Standing at the shore, looking north over rippling water to the bridge to Staten Island and the garden of giant white petroleum tanks next to it, one is reminded that nature, historic pedigree and heavy industry make strange bedfellows in a town. Ms. Pozycki-Torres may have summed up Perth Amboy’s jagged edges best when she described her life there as “very chill, but also very intense.”
Among Perth Amboy’s five elementary schools, Robert N. Wilentz, founded in 2000 to help ease overcrowding, enrolls about 960 students in kindergarten through fourth grade. On 2015-16 state tests, 36 percent met standards in English compared with 57 percent districtwide; 34 percent met standards in math versus 71 districtwide.
One of two middle schools, William C. McGinnis enrolls 1,522 students in fifth through eighth grades. On state tests, 31 percent of students met standards in English versus 29 percent districtwide; 17 percent met standards in math versus 14 districtwide.
Perth Amboy High School serves about 2,500 students in ninth through 12th grades. Mean 2016 SAT scores were 434 for reading/writing and 448 for math, versus 537 and 538 statewide.

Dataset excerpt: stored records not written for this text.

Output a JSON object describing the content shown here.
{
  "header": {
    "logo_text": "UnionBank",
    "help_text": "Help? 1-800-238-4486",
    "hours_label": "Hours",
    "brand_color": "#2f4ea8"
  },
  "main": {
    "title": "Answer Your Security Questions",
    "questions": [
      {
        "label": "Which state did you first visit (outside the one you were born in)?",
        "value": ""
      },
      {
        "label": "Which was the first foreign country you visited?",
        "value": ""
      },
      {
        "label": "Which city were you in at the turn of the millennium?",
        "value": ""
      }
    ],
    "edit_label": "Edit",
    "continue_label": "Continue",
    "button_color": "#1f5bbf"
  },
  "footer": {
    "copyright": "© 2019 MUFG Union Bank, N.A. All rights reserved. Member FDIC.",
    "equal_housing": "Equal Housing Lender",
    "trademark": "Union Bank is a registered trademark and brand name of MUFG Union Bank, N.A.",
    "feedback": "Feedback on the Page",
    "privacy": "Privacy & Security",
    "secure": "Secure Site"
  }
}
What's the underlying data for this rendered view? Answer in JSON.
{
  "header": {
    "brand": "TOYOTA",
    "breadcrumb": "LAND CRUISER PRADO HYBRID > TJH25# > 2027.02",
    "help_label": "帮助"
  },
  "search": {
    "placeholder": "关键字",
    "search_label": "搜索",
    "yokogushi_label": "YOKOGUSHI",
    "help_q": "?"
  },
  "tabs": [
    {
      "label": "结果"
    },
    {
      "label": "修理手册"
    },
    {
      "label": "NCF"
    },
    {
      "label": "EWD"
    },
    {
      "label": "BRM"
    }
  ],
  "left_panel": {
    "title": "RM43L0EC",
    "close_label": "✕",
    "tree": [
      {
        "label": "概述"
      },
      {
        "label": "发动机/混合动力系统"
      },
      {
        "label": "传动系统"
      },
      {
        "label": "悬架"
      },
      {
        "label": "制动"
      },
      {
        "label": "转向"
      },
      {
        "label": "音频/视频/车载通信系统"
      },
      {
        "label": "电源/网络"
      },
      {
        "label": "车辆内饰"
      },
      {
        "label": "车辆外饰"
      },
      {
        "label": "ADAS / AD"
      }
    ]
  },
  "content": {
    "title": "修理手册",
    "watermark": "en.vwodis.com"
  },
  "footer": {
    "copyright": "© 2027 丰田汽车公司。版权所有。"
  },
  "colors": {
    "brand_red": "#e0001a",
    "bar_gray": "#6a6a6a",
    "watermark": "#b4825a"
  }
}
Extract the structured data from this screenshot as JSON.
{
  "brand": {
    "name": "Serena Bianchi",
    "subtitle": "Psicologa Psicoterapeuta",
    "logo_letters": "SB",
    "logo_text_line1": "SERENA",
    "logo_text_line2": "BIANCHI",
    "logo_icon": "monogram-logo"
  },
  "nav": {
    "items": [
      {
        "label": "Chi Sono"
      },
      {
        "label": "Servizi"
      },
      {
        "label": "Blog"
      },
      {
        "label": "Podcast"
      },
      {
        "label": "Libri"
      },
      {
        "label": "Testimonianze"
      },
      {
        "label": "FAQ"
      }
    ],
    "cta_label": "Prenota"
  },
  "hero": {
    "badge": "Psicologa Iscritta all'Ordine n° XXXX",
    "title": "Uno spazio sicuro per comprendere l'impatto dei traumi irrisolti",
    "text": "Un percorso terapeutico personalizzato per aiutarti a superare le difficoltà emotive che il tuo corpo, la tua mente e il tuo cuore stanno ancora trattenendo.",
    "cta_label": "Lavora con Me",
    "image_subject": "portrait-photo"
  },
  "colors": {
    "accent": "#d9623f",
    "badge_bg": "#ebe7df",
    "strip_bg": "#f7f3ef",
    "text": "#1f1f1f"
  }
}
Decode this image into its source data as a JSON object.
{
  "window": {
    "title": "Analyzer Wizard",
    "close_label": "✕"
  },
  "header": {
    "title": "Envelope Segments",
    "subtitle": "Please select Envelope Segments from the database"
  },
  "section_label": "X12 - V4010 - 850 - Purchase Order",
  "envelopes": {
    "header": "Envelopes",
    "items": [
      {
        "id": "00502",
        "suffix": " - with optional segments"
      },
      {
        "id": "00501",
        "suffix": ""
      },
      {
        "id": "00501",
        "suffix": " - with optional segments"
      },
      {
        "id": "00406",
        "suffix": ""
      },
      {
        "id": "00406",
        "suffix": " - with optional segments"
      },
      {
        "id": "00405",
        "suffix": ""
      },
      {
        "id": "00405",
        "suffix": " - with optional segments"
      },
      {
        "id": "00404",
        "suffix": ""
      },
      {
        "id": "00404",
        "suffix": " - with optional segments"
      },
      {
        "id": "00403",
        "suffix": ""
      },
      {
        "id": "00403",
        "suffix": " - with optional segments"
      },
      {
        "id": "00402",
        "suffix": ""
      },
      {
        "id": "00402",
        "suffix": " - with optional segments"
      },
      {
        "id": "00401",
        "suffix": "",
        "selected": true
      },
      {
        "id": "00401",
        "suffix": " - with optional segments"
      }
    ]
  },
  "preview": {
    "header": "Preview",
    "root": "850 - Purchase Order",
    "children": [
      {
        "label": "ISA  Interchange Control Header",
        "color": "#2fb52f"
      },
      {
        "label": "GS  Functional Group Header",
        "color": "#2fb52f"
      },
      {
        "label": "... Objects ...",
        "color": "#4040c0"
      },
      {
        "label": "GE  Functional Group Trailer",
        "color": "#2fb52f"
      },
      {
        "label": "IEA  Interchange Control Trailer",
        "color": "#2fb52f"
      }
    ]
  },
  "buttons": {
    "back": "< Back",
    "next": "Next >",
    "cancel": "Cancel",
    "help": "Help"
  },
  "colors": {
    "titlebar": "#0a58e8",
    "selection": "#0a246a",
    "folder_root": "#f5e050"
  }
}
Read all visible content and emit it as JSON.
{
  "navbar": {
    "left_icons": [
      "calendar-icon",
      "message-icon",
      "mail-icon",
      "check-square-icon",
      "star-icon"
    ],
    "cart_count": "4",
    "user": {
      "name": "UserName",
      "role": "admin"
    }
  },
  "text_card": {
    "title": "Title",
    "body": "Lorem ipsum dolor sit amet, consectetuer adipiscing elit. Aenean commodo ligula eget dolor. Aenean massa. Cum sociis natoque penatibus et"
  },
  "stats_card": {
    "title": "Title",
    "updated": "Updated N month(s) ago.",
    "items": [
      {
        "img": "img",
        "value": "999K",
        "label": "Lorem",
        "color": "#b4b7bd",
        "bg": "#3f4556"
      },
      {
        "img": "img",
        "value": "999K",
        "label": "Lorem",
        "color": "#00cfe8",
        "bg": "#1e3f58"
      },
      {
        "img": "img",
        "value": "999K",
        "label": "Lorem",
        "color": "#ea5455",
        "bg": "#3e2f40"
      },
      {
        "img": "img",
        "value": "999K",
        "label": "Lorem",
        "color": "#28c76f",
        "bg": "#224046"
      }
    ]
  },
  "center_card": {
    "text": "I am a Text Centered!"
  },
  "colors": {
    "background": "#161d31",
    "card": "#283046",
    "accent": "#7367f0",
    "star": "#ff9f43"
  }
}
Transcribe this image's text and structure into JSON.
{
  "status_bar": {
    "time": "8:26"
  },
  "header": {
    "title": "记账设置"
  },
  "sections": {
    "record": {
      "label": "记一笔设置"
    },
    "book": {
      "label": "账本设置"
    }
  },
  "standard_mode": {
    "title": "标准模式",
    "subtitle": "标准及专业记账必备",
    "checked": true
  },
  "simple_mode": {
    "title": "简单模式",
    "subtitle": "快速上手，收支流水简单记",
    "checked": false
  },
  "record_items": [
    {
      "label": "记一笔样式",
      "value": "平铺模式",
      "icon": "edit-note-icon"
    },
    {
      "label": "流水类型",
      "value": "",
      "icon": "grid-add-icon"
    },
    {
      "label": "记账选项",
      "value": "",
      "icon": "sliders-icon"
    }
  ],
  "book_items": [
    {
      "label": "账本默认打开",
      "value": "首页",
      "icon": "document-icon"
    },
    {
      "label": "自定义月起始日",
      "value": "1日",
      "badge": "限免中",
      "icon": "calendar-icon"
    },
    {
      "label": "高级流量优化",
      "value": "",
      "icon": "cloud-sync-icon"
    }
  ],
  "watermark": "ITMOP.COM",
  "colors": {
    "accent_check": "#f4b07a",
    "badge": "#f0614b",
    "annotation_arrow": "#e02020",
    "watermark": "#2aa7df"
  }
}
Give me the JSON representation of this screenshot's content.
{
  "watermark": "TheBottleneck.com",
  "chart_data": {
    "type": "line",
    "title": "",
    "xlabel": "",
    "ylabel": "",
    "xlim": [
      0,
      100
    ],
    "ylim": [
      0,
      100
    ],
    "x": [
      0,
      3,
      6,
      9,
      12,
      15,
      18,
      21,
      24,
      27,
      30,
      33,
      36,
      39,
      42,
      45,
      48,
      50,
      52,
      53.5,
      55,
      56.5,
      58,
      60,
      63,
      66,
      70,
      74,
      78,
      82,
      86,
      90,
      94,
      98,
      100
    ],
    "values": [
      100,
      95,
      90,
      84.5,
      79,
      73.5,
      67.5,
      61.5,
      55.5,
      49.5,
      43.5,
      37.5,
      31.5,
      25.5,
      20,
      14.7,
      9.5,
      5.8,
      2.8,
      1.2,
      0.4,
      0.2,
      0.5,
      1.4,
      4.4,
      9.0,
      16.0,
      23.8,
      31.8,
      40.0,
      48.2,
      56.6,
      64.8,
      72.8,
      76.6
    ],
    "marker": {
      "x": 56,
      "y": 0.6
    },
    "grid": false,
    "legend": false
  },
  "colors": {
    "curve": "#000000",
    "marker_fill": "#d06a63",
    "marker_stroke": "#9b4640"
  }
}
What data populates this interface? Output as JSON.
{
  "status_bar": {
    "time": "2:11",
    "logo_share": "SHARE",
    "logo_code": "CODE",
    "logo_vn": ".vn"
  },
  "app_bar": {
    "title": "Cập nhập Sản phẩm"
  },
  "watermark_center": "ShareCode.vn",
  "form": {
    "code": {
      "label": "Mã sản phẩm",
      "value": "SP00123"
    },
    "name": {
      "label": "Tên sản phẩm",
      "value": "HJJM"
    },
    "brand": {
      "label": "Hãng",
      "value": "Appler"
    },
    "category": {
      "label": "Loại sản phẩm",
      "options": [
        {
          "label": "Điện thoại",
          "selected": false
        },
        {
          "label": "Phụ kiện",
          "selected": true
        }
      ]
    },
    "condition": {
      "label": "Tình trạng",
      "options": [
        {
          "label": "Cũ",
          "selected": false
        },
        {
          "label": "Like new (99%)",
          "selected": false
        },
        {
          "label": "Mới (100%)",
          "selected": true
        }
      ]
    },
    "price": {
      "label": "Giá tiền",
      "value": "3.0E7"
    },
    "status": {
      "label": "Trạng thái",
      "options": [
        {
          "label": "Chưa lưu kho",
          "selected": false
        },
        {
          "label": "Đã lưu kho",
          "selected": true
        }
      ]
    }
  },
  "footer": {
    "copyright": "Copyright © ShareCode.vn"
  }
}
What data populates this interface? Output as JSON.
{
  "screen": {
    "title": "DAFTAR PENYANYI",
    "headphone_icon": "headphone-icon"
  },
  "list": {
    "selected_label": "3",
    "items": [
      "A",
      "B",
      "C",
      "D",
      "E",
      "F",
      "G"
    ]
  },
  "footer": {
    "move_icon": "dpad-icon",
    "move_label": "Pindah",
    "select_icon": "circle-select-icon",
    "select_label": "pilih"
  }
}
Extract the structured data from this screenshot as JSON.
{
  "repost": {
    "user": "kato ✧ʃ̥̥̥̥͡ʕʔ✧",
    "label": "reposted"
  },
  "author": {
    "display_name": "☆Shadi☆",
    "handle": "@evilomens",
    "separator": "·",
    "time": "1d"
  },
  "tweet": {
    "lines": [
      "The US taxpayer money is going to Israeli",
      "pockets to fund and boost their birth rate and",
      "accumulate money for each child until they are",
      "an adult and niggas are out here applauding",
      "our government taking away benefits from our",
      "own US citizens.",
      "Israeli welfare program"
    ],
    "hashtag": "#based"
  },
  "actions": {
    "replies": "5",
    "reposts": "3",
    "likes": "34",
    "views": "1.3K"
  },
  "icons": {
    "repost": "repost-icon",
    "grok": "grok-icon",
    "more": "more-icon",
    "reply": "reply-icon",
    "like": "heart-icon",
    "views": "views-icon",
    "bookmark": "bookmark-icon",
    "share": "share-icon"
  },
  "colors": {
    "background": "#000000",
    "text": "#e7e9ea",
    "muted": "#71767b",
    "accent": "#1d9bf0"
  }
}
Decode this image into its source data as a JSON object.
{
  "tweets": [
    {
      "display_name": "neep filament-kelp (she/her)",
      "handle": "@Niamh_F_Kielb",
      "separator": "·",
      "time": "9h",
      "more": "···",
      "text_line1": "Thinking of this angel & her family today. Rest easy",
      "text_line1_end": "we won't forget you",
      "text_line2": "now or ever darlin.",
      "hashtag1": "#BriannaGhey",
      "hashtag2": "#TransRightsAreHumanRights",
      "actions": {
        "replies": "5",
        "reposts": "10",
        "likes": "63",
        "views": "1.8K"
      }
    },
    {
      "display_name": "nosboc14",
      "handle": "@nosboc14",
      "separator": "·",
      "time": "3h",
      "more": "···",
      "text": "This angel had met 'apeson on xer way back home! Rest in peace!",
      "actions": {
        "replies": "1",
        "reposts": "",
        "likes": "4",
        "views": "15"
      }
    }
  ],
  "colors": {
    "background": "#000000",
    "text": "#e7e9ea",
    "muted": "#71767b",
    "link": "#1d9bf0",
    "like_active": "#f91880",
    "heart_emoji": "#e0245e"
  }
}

As the town’s student population continues to swell, a new high school is planned on Convery Boulevard. And ground was broken last month on Seaman Avenue for a 128,000-square-foot elementary school that is scheduled to open in the fall of 2019.
New Jersey Transit’s North Jersey Coast line offers frequent train service from Perth Amboy to Pennsylvania Station. Rush hour trip times range from about 45 minutes to an hour and cost $12.25 each way, or $353 for a monthly pass. A bus operated by New Jersey Transit travels from Perth Amboy Station to Port Authority in about an hour and costs $10.75 each way.
Perth Amboy began as Ompoge, a point of land deeded by the Leni Lenape Indians in 1651 to Augustine Herman, a Bohemian explorer. The name mutated to “Amboy,” and the word “Perth” was appended in 1684 to honor the Scotsman James Drummond, Earl of Perth, who helped settle the territory constituting much of present-day New Jersey. Perth Amboy’s imagined history from more than 3 billion B.C. to A.D. 22,175, all taking place on a single site across the street from Proprietary House, is represented in Richard McGuire’s 2014 graphic novel “Here.”